Our talented and tireless artist, Brooke Budner, and her business partner Caitlyn Galloway, run a project called Little City Gardens.  Check  their website/blog.
What is Little City Gardens?
It is a small urban farm in San Francisco, and it is an experiment in the economic viability of small-scale urban market-gardening.

We have been working steadily for a year towards our aims: to craft a way for urban food production to sustain us economically, to build community through innovative, collaborative local food systems, and thus to help establish the path of ‘urban farmer’ as a career. We are motivated by the belief that urban farming should be a common livelihood in the United States as it has been, and still is, in some other countries. Through this project we are actively wondering: what does it take to make this happen?
How did the project get started?
Brooke discovered the first garden site in 2007 while scanning the neighborhood from the vantage point of her roof. She contacted the landlord who agreed to let her begin gardening. With the help of friends and neighbors, she began transforming the lot from an unused field of weeds and brambles to an abundant garden. In early 2008, Brooke and Caitlyn met and began working together, sharing ideas and time in the garden.

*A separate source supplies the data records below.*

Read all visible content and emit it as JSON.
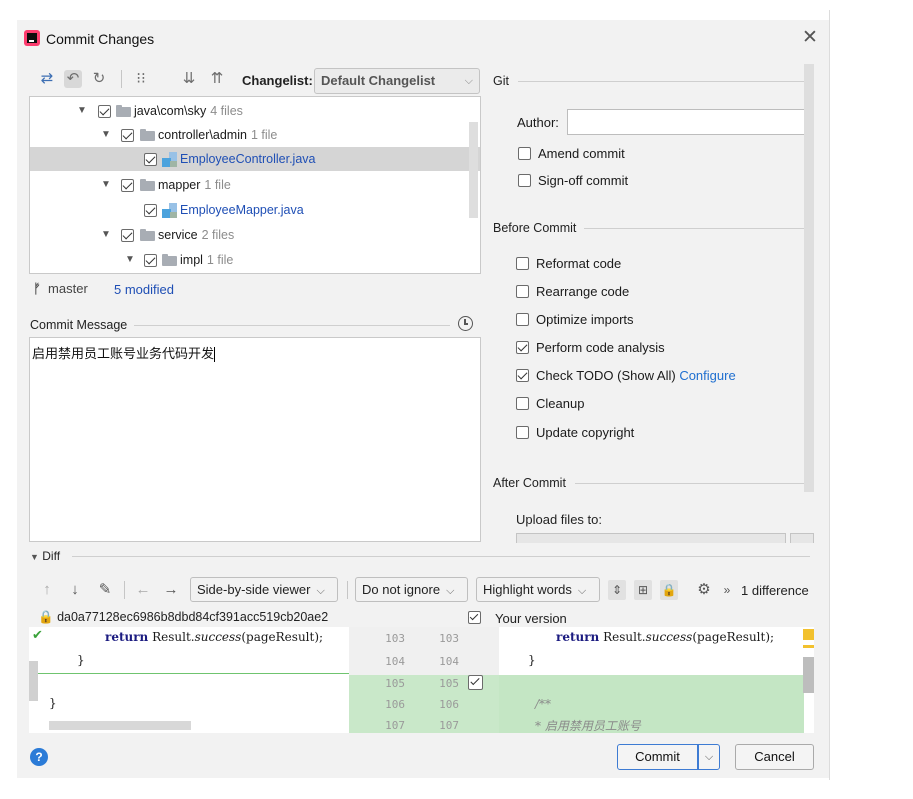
{
  "window": {
    "title": "Commit Changes"
  },
  "toolbar": {
    "changelist_label": "Changelist:",
    "changelist_value": "Default Changelist"
  },
  "tree": [
    {
      "label": "java\\com\\sky",
      "count": "4 files"
    },
    {
      "label": "controller\\admin",
      "count": "1 file"
    },
    {
      "label": "EmployeeController.java",
      "count": ""
    },
    {
      "label": "mapper",
      "count": "1 file"
    },
    {
      "label": "EmployeeMapper.java",
      "count": ""
    },
    {
      "label": "service",
      "count": "2 files"
    },
    {
      "label": "impl",
      "count": "1 file"
    }
  ],
  "status": {
    "branch": "master",
    "modified": "5 modified"
  },
  "commit_message": {
    "label": "Commit Message",
    "text": "启用禁用员工账号业务代码开发"
  },
  "git": {
    "section": "Git",
    "author_label": "Author:",
    "author_value": "",
    "amend": "Amend commit",
    "signoff": "Sign-off commit"
  },
  "before_commit": {
    "section": "Before Commit",
    "options": [
      {
        "label": "Reformat code",
        "checked": false
      },
      {
        "label": "Rearrange code",
        "checked": false
      },
      {
        "label": "Optimize imports",
        "checked": false
      },
      {
        "label": "Perform code analysis",
        "checked": true
      },
      {
        "label": "Check TODO (Show All)",
        "checked": true,
        "link": "Configure"
      },
      {
        "label": "Cleanup",
        "checked": false
      },
      {
        "label": "Update copyright",
        "checked": false
      }
    ]
  },
  "after_commit": {
    "section": "After Commit",
    "upload_label": "Upload files to:"
  },
  "diff": {
    "section": "Diff",
    "viewer": "Side-by-side viewer",
    "ignore": "Do not ignore",
    "highlight": "Highlight words",
    "differences": "1 difference",
    "left_header": "da0a77128ec6986b8dbd84cf391acc519cb20ae2",
    "right_header": "Your version",
    "left_lines": [
      {
        "n": "103",
        "kw": "return",
        "text": " Result.",
        "it": "success",
        "tail": "(pageResult);"
      },
      {
        "n": "104",
        "kw": "",
        "text": "}",
        "it": "",
        "tail": ""
      },
      {
        "n": "105",
        "kw": "",
        "text": "",
        "it": "",
        "tail": ""
      },
      {
        "n": "106",
        "kw": "",
        "text": "}",
        "it": "",
        "tail": ""
      },
      {
        "n": "107",
        "kw": "",
        "text": "",
        "it": "",
        "tail": ""
      }
    ],
    "right_lines": [
      {
        "n": "103",
        "kw": "return",
        "text": " Result.",
        "it": "success",
        "tail": "(pageResult);"
      },
      {
        "n": "104",
        "kw": "",
        "text": "}",
        "it": "",
        "tail": ""
      },
      {
        "n": "105",
        "kw": "",
        "text": "",
        "it": "",
        "tail": ""
      },
      {
        "n": "106",
        "kw": "",
        "text": "/**",
        "it": "",
        "tail": ""
      },
      {
        "n": "107",
        "kw": "",
        "text": "* 启用禁用员工账号",
        "it": "",
        "tail": ""
      }
    ]
  },
  "buttons": {
    "commit": "Commit",
    "cancel": "Cancel",
    "help": "?"
  },
  "colors": {
    "accent": "#1f4fb5",
    "added": "#c4e6c4",
    "link": "#1f6fd0"
  }
}
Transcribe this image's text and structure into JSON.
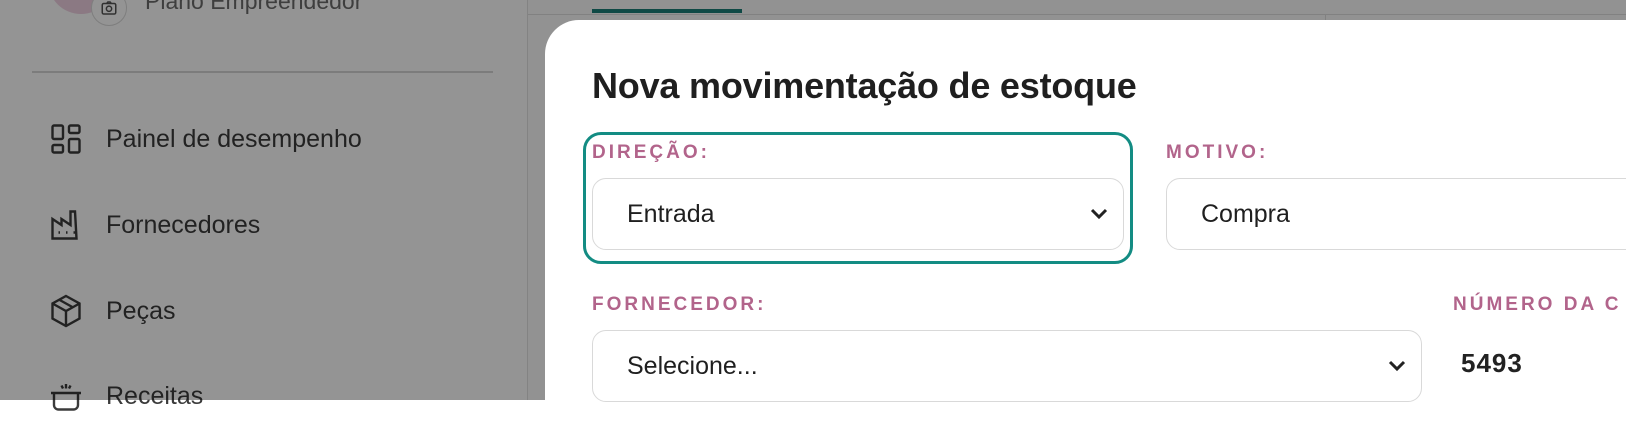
{
  "sidebar": {
    "plan_label": "Plano Empreendedor",
    "items": [
      {
        "icon": "dashboard-icon",
        "label": "Painel de desempenho"
      },
      {
        "icon": "factory-icon",
        "label": "Fornecedores"
      },
      {
        "icon": "package-icon",
        "label": "Peças"
      },
      {
        "icon": "cooking-pot-icon",
        "label": "Receitas"
      }
    ]
  },
  "modal": {
    "title": "Nova movimentação de estoque",
    "direction": {
      "label": "DIREÇÃO:",
      "value": "Entrada"
    },
    "reason": {
      "label": "MOTIVO:",
      "value": "Compra"
    },
    "supplier": {
      "label": "FORNECEDOR:",
      "placeholder": "Selecione..."
    },
    "invoice_number": {
      "label": "NÚMERO DA C",
      "value": "5493"
    }
  },
  "colors": {
    "accent": "#138c83",
    "label": "#b2648b",
    "overlay": "rgba(0,0,0,0.42)"
  }
}
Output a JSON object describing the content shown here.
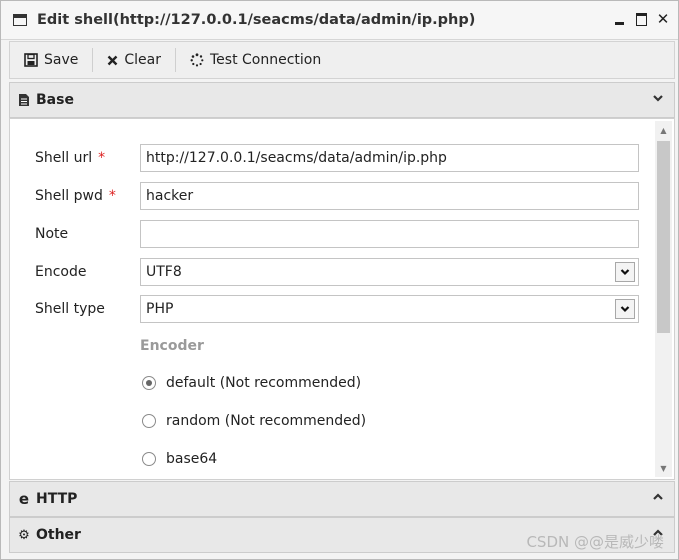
{
  "window": {
    "title": "Edit shell(http://127.0.0.1/seacms/data/admin/ip.php)",
    "controls": {
      "minimize": "minimize",
      "maximize": "maximize",
      "close": "✕"
    }
  },
  "toolbar": {
    "save_label": "Save",
    "clear_label": "Clear",
    "test_label": "Test Connection"
  },
  "sections": {
    "base": "Base",
    "http": "HTTP",
    "other": "Other"
  },
  "form": {
    "shell_url_label": "Shell url",
    "shell_url_value": "http://127.0.0.1/seacms/data/admin/ip.php",
    "shell_pwd_label": "Shell pwd",
    "shell_pwd_value": "hacker",
    "note_label": "Note",
    "note_value": "",
    "encode_label": "Encode",
    "encode_value": "UTF8",
    "shell_type_label": "Shell type",
    "shell_type_value": "PHP",
    "required_mark": "*",
    "encoder_label": "Encoder",
    "encoder_options": [
      {
        "label": "default (Not recommended)",
        "selected": true
      },
      {
        "label": "random (Not recommended)",
        "selected": false
      },
      {
        "label": "base64",
        "selected": false
      }
    ]
  },
  "watermark": "CSDN @@是威少喽",
  "icons": {
    "window": "window-icon",
    "save": "floppy-icon",
    "clear": "close-icon",
    "test": "spinner-icon",
    "base": "document-icon",
    "http": "edge-icon",
    "other": "gears-icon",
    "chevron_down": "chevron-down-icon",
    "chevron_up": "chevron-up-icon"
  }
}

Together they developed vision, community involvement, a name, and a business plan.
What is happening now?
Little City Gardens is currently a small salad greens business, an educational site, and a working model of food production in San Francisco. We provide greens, herbs, and a specialty salad mix for one restaurant and a handful of caterers. We offer tours and host workshops in the garden, and we are currently beginning the process of expanding our operation to a larger site in the city.
What motivates you?
We are young farmers in a nation with a food system gravely out of balance. We know that the economics and politics of food are skewed in favor of large corporate agriculture. This not only creates harsh economic realities for small-scale farms, both urban and rural, but also is fueled by the use of petrochemicals and gasoline, and is based on manipulative global trade policies. We are inspired to get creative. We are working toward an urban farming model that makes up for its small scale by recycling urban resources (neighborhood composting), eliminating transporation costs (deliveries by foot and by bicycle), creating active, face-to-face relationships with neighbors and customers, and enlivening new forms of community support. The more community we can build around the growing of our food, the more power we can have to change our food systems.